====== Exercise data

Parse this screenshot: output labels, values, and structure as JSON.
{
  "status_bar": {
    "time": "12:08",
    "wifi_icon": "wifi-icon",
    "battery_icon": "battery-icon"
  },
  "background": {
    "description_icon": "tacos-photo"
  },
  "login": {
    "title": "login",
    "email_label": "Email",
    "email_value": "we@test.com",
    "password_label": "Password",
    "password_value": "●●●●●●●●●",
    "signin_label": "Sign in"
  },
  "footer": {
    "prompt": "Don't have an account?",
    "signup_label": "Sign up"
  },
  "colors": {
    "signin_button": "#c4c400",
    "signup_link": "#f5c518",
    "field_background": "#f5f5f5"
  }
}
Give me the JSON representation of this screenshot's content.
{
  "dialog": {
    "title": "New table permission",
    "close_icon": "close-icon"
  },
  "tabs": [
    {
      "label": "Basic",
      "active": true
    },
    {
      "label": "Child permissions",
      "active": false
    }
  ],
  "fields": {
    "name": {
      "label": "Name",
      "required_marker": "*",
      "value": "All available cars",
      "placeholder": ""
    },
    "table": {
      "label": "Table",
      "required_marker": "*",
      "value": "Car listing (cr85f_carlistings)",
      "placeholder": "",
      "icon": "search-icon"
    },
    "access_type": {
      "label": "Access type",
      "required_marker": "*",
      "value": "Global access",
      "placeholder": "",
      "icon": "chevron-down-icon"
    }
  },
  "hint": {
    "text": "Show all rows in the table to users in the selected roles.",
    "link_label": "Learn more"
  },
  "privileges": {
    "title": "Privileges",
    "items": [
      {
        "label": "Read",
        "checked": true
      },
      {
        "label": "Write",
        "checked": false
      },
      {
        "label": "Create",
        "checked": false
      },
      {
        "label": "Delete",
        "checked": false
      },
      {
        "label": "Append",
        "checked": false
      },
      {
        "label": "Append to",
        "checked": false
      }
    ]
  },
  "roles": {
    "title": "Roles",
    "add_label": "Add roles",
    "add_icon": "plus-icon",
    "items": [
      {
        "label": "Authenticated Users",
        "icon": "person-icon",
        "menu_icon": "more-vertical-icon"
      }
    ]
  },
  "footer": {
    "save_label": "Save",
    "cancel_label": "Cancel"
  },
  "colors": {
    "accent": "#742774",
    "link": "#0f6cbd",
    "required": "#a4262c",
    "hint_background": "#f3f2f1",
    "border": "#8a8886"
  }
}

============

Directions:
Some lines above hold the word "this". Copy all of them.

Problem solution:
Parse this screenshot: output labels, values, and structure as JSON.
Give me the JSON representation of this screenshot's content.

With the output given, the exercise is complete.